Aid groups are scrambling to control the spread of diseases among Rohingya refugees in Bangladeshi border camps, with a massive immunisation program underway to treat 150,000 children.
- Vaccination campaign targets measles, rubella and polio in children under 15
- UNICEF is appealing to Australian Government and community for help
- Many children are arriving in Bangladesh without parents and at risk of disease
UNICEF Australia is just one of many non-government organisations that has sent a team to see firsthand the situation facing the 400,000 Rohingya Muslims who have fled to Bangladesh from violence in western Myanmar.
UNICEF Australia's Oliver White is in one of the those camps and says a massive immunisation program is underway to help prevent diseases spreading.
"It is unprecedented. What has struck us most is the huge number of children, women and the elderly," Mr White said.
"Those three groups make up 80 to 90 per cent of all those displaced in Bangladesh."
Mr White said disease was one area UNICEF, along with the Bangladesh Department of Health, was trying to get on top of.
A vaccination campaign against measles, rubella and polio is underway this week to immunise 150,000 Rohingya children below the age of 15.
"We are working with the Government of Bangladesh, the World Health Organisation and others to stop diseases spreading in such unsanitary conditions," Mr White said.
He said it was critical the international community stepped up its efforts to help the refugees.
"[Bangladesh is] doing its very best, it's working with UN agencies, but the needs are just so huge and that is why we are appealing to the Australian community and the Australian Government to give generously," Mr White said.
Child-friendly spaces created
Mr White said many children had either been separated from their families or their parents had been killed in the violence in Myanmar.
"There is over 1,200 unaccompanied children literally standing by the side of the road. They are incredibly vulnerable. Young girls at risk of forced marriage and trafficking," he said.
Mr White said child-friendly spaces were being created.
"Most importantly they need a safe place to sleep, so we are setting up areas they can come to and be with other children to play."
Mr White called on the international community, including Australia to step up its efforts.
"Many of these children who have fled conflict and persecution and have arrived in Bangladesh seeking safety will die from malnutrition, sickness and disease."

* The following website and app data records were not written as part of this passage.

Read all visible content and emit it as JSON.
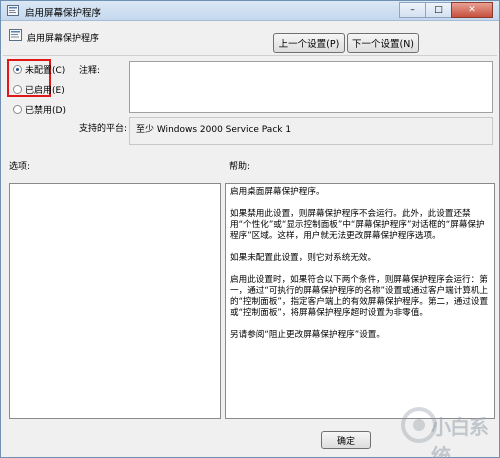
{
  "window": {
    "title": "启用屏幕保护程序",
    "controls": {
      "minimize": "–",
      "maximize": "□",
      "close": "✕"
    }
  },
  "header": {
    "setting_name": "启用屏幕保护程序",
    "prev_button": "上一个设置(P)",
    "next_button": "下一个设置(N)"
  },
  "state_options": [
    {
      "label": "未配置(C)",
      "checked": true
    },
    {
      "label": "已启用(E)",
      "checked": false
    },
    {
      "label": "已禁用(D)",
      "checked": false
    }
  ],
  "comment": {
    "label": "注释:",
    "value": ""
  },
  "supported": {
    "label": "支持的平台:",
    "value": "至少 Windows 2000 Service Pack 1"
  },
  "options": {
    "label": "选项:"
  },
  "help": {
    "label": "帮助:",
    "paragraphs": [
      "启用桌面屏幕保护程序。",
      "如果禁用此设置，则屏幕保护程序不会运行。此外，此设置还禁用“个性化”或“显示控制面板”中“屏幕保护程序”对话框的“屏幕保护程序”区域。这样，用户就无法更改屏幕保护程序选项。",
      "如果未配置此设置，则它对系统无效。",
      "启用此设置时，如果符合以下两个条件，则屏幕保护程序会运行：第一，通过“可执行的屏幕保护程序的名称”设置或通过客户端计算机上的“控制面板”，指定客户端上的有效屏幕保护程序。第二，通过设置或“控制面板”，将屏幕保护程序超时设置为非零值。",
      "另请参阅“阻止更改屏幕保护程序”设置。"
    ]
  },
  "footer": {
    "ok_button": "确定"
  },
  "watermark": {
    "text": "小白系统"
  }
}
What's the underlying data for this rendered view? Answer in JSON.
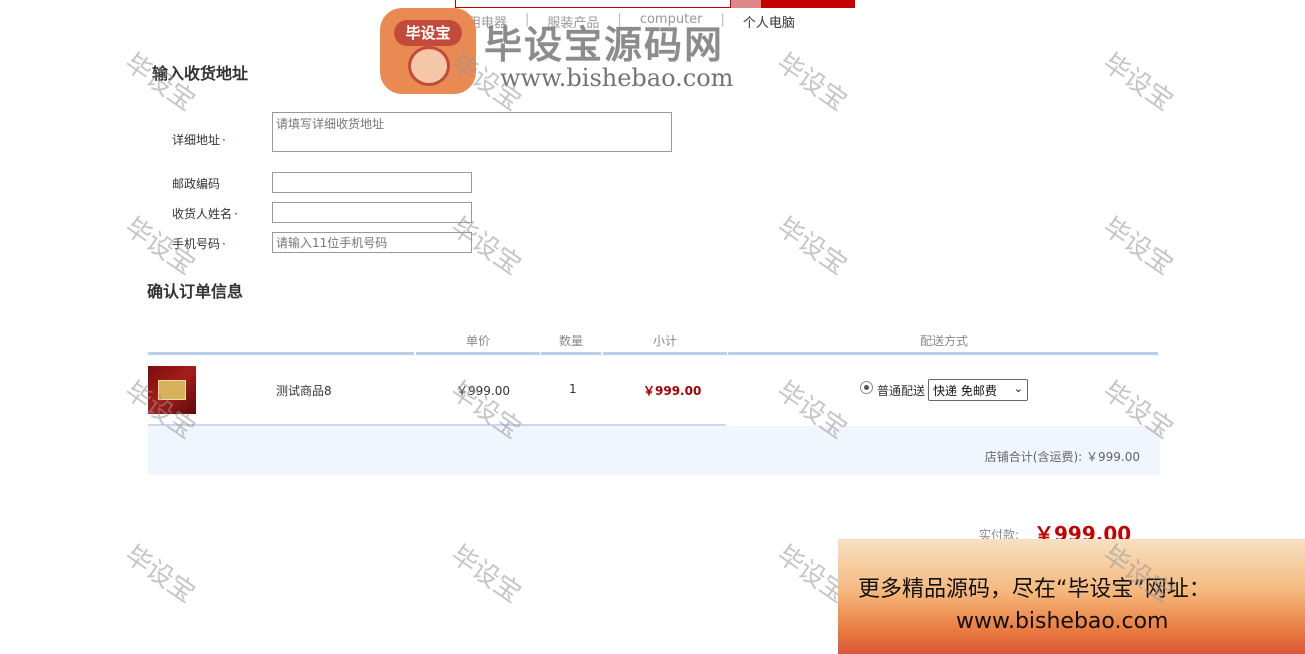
{
  "nav": {
    "items": [
      "家用电器",
      "|",
      "服装产品",
      "|",
      "computer",
      "|",
      "个人电脑"
    ]
  },
  "logo": {
    "badge_text": "毕设宝",
    "title": "毕设宝源码网",
    "url": "www.bishebao.com"
  },
  "address_section": {
    "title": "输入收货地址",
    "detail_label": "详细地址",
    "detail_placeholder": "请填写详细收货地址",
    "postcode_label": "邮政编码",
    "postcode_value": "",
    "receiver_label": "收货人姓名",
    "receiver_value": "",
    "phone_label": "手机号码",
    "phone_placeholder": "请输入11位手机号码",
    "required_mark": "·"
  },
  "order_section": {
    "title": "确认订单信息",
    "columns": {
      "unit_price": "单价",
      "quantity": "数量",
      "subtotal": "小计",
      "shipping": "配送方式"
    },
    "items": [
      {
        "name": "测试商品8",
        "unit_price": "￥999.00",
        "quantity": "1",
        "subtotal": "￥999.00",
        "shipping_option": "普通配送",
        "shipping_select": "快递 免邮费"
      }
    ],
    "store_total": "店铺合计(含运费): ￥999.00",
    "pay_label": "实付款:",
    "pay_value": "￥999.00"
  },
  "watermark": "毕设宝",
  "promo": {
    "line1": "更多精品源码，尽在“毕设宝”网址：",
    "line2": "www.bishebao.com"
  },
  "colors": {
    "accent_red": "#c40000",
    "table_line": "#b8cfee",
    "summary_bg": "#f1f6fe"
  }
}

The Australian Government has donated $5 million to help the Rohingya refugees, with $4 million going to Bangladesh and the remaining money to the Red Cross inside Myanmar.